But the vast majority of them sat on their hands . . .
And are still doing so.
The latest equivocator is Indiana Governor Mike Pence. He announced yesterday that he thought Trump was "great" but would vote in the next week's Indiana primary for Cruz. This was considered an endorsement for Cruz. In truth, however, it was more in the nature of a "who cares." It's as if a German in the summer of 1932 said "I'm voting for the Centre Party but congrats to Adolf, who sure is telling the post-Versailles world -- and all those bankers -- a thing or two." Lindsey Graham lauded Pence for "standing up for conservatism" in endorsing Cruz. But Chris Cillizza of the Washington Post was right when he called Pence's "stand" more of a "crouch."
Pence's approach, however, has been pretty typical. Just before the Pennsylvania primary last week, that state's incumbent Republican Senator Pat Toomey announced that he too was voting for Cruz.
Others have not been even that forthright.
New Hampshire's top Republican (and Senator), Kelly Ayotte, has remained neutral in the Presidential contest, as has Republican Sen. Ron Johnson of Wisconsin. Both are up for re-election this year. Though only ten members of the Republican caucus in the House have endorsed Trump, of the remaining 236 GOP members, 233 of them have been silent on the choice that remains. The other thirty-three have endorsed Cruz, who has thirty-two supporters, or Kasich, who has one (to go along with his long list of former members endorsing him). On the Senate side, of the fifty-four Republican Senators, six have endorsed Cruz, two have endorsed Kasich, and one has endorsed Trump. That means forty-three GOP Senators remain neutral.
These people should be embarrassed.

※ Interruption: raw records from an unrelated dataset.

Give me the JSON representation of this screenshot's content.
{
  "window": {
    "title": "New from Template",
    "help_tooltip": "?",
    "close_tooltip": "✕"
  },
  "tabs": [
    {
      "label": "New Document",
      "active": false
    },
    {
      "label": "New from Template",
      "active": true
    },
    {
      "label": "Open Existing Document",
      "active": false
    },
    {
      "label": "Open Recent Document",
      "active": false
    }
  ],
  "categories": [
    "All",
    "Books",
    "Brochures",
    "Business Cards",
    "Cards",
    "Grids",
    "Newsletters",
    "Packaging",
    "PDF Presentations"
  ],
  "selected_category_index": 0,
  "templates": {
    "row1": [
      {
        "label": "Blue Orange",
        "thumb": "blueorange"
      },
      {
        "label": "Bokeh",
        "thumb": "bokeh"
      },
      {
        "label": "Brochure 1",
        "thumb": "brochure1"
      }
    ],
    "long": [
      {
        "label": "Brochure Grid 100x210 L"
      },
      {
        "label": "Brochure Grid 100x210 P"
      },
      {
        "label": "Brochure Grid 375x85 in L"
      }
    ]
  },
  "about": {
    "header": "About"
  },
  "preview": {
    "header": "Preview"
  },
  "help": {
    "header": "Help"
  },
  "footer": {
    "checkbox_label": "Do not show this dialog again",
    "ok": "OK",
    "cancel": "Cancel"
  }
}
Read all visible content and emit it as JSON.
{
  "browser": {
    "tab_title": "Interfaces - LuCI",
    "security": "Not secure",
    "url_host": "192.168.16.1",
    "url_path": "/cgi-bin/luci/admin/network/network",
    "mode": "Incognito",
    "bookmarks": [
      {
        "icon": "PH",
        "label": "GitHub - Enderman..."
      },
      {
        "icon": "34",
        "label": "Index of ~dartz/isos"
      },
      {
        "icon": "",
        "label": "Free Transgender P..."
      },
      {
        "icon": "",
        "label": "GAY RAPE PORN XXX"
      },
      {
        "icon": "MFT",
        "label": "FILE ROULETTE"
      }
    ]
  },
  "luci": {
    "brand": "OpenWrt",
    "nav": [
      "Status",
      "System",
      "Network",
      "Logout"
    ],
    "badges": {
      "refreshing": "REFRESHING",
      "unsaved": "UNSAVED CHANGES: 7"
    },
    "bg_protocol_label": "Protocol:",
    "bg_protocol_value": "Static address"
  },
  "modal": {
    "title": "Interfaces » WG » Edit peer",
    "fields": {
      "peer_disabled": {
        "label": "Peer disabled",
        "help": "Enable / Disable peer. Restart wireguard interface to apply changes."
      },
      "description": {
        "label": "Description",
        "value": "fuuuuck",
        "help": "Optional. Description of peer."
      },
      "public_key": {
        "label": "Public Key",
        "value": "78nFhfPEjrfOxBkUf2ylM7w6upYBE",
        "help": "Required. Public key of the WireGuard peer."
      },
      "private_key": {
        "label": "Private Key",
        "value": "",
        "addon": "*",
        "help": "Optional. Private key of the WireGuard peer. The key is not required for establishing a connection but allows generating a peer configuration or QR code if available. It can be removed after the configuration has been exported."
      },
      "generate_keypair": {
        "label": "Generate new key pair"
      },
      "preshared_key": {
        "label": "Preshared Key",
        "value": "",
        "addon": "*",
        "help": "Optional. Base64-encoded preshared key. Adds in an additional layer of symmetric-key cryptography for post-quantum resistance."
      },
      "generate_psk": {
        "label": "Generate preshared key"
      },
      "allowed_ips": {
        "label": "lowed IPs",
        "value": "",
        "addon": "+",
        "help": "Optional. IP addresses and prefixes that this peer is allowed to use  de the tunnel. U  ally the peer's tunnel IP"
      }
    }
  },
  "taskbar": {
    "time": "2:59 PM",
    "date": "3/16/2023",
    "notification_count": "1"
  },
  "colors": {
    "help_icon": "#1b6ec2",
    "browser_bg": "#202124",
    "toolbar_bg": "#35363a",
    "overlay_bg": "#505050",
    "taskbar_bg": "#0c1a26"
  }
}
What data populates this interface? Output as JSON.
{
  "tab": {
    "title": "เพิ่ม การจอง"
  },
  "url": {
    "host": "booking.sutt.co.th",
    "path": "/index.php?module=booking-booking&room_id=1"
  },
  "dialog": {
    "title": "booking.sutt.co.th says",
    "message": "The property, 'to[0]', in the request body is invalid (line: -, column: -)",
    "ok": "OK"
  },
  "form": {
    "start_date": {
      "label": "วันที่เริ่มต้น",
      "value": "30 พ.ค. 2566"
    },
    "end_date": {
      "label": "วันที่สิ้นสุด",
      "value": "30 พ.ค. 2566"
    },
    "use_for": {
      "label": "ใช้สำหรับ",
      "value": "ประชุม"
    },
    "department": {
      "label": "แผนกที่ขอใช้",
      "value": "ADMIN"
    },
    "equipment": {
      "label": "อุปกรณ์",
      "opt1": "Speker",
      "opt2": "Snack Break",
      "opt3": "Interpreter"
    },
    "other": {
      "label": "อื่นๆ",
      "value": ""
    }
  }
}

For years, the whole group of them has regularly criticized Obama for ostensibly "leading from behind" (which, to them, means "not at all"). In their world, the current President has taken a back seat to Islamic fundamentalism (and its terrorist results), refusing to credibly engage while allowing or encouraging power vacuums and issuing false threats . The charge is false; in fact, what Obama has done -- in the face of a reality that renders American ground troops ineffective in what are now civil religious wars in Mesopotamia -- is lead through persuasion and diplomatic initiative, something the neo-cons decided to put on the shelf over a decade ago, much to our everlasting chagrin, but which has created (albeit slowly) measurably positive results (e.g., the nuclear deal with Iran, and the multi-lateral (and largely local) pushback against ISIS). To the GOP, this is all still a failure.
Nevertheless, you would think that a group hell bent for leadership would at least have seized the obvious opportunity to exhibit some as a fraud like Trump hijacked their presidential nomination.
Because . . .
If those 233 GOP members of the House of Representatives and forty-three GOP Senators had collectively led the fight to rid their party of Trump, there was at least a reasonable chance he would not be the GOP's presumptive nominee today.
Dante is reported to have said that "The hottest places in Hell are reserved for those who in time of moral crisis preserve their neutrality." In fact, he didn't say it. Instead, President Kennedy attributed the quote to him, as have many others using variations on the theme.
JFK's Dante was right.
And today he is looking at all those Republican office holders . . .
Sitting on the sidelines . . .
As the Donald marches on.